Grease and Food
Clogs like grease, food, and other slimy bits tend to happen in the kitchen. One way to prevent this is to simply not clog up your sink with it. Throw your food in the trash, making sure not to let any small pieces into the sink. Put your grease in a can or other disposable object, instead of the sink. Grease is not meant to be poured down the drain. It coats the drain and causes it to grow smaller and small until water molecules simply can't pass through it any longer.
For grease and food clogs, it's best to use a sulfuric acid-based product. These products include Drain Snake, Clobber, and others. Because they're sulfuric acid-based, they will smell terrible and strong, but they'll get rid of that clog much easier than if you were to use the wrong product.
Hair and Soap
Soap scum, hair, and other similar messes tend to clog up drains in bathroom sinks, tubs, and showers, mostly. For clogs such as these, it's best to use lye-based or sodium hydroxide-based products. These are usually marketed as products like Drain-O, Open Wide, and Glug. For simple clogs like this, lye or sodium hydroxide will clear that right up.
Sometimes, drains are slowed by urine salts or hard water. This is commonly found in the bathroom, but can happen to all drains in the house. A simple fix is to use hydrochloric acid-based products, like D.E. Cleaner. This is also good if you want to speed up your drains a bit even if there isn't a buildup of salts or hard water.
You can't stop nature forever – even when it comes to roots and other herbs growing right into your pipes.
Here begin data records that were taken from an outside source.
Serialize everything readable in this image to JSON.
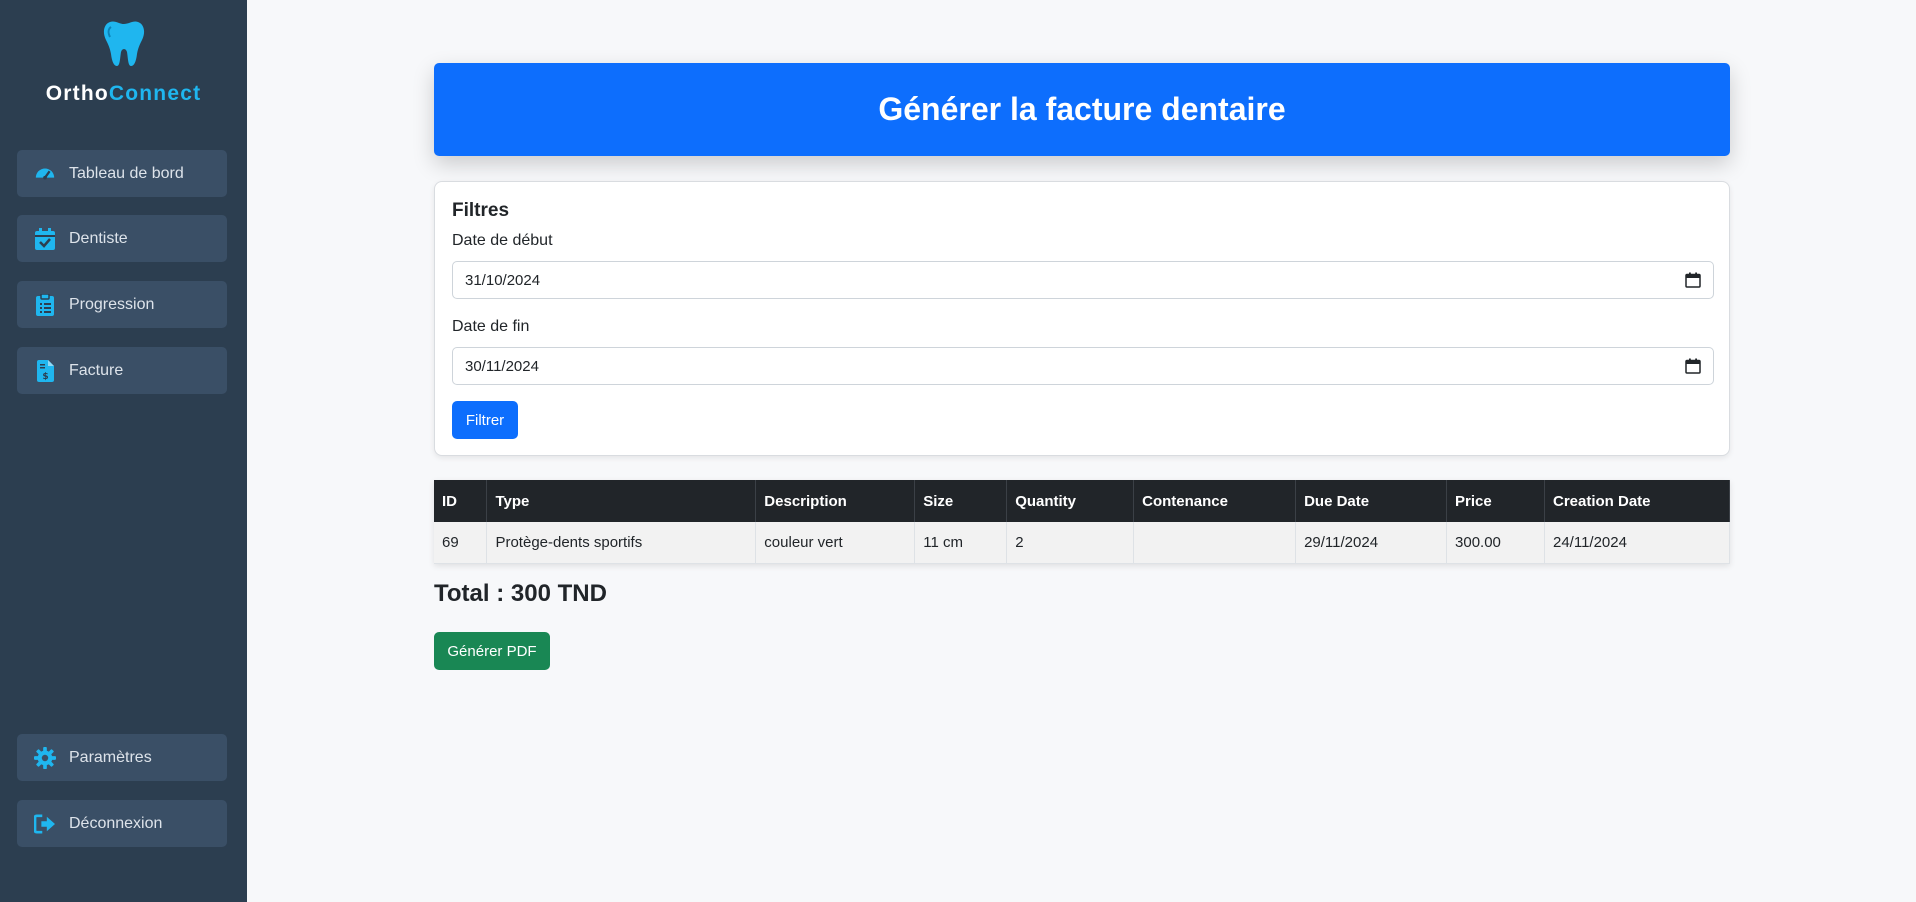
{
  "sidebar": {
    "brand": {
      "part1": "Ortho",
      "part2": "Connect"
    },
    "items": [
      {
        "label": "Tableau de bord",
        "icon": "gauge-icon"
      },
      {
        "label": "Dentiste",
        "icon": "calendar-check-icon"
      },
      {
        "label": "Progression",
        "icon": "clipboard-list-icon"
      },
      {
        "label": "Facture",
        "icon": "invoice-dollar-icon"
      }
    ],
    "bottom_items": [
      {
        "label": "Paramètres",
        "icon": "gear-icon"
      },
      {
        "label": "Déconnexion",
        "icon": "logout-icon"
      }
    ],
    "accent": "#1fb6ef"
  },
  "header": {
    "title": "Générer la facture dentaire"
  },
  "filters": {
    "title": "Filtres",
    "start_label": "Date de début",
    "start_value": "31/10/2024",
    "end_label": "Date de fin",
    "end_value": "30/11/2024",
    "button": "Filtrer"
  },
  "table": {
    "columns": [
      "ID",
      "Type",
      "Description",
      "Size",
      "Quantity",
      "Contenance",
      "Due Date",
      "Price",
      "Creation Date"
    ],
    "rows": [
      [
        "69",
        "Protège-dents sportifs",
        "couleur vert",
        "11 cm",
        "2",
        "",
        "29/11/2024",
        "300.00",
        "24/11/2024"
      ]
    ]
  },
  "total": "Total : 300 TND",
  "pdf_button": "Générer PDF",
  "colors": {
    "primary": "#0d6efd",
    "success": "#198754",
    "sidebar": "#2c3e50"
  }
}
Eventually, you'll have to repair your pipes and de-root whatever your problem may be, no matter how costly. A temporary solution, though, is to use herbicide-based products, like Rootx, Foaming Root Killer, and others. The products are designed to kill the roots after you've manually snaked your drain. It doesn't stop clogs very well, but will temporarily hold your problem at bay.
Most people are uninformed as to how to unclog their drain, mostly because they don't realize the difference in products and ingredients. Once you realize what you need, though, you'll be able to unclog your drain easier, no matter what the problem may be. Stay informed and make sure that you get your drains cleaned manually by your local plumber occasionally, so that you never actually have to face the threat of an annoying clog.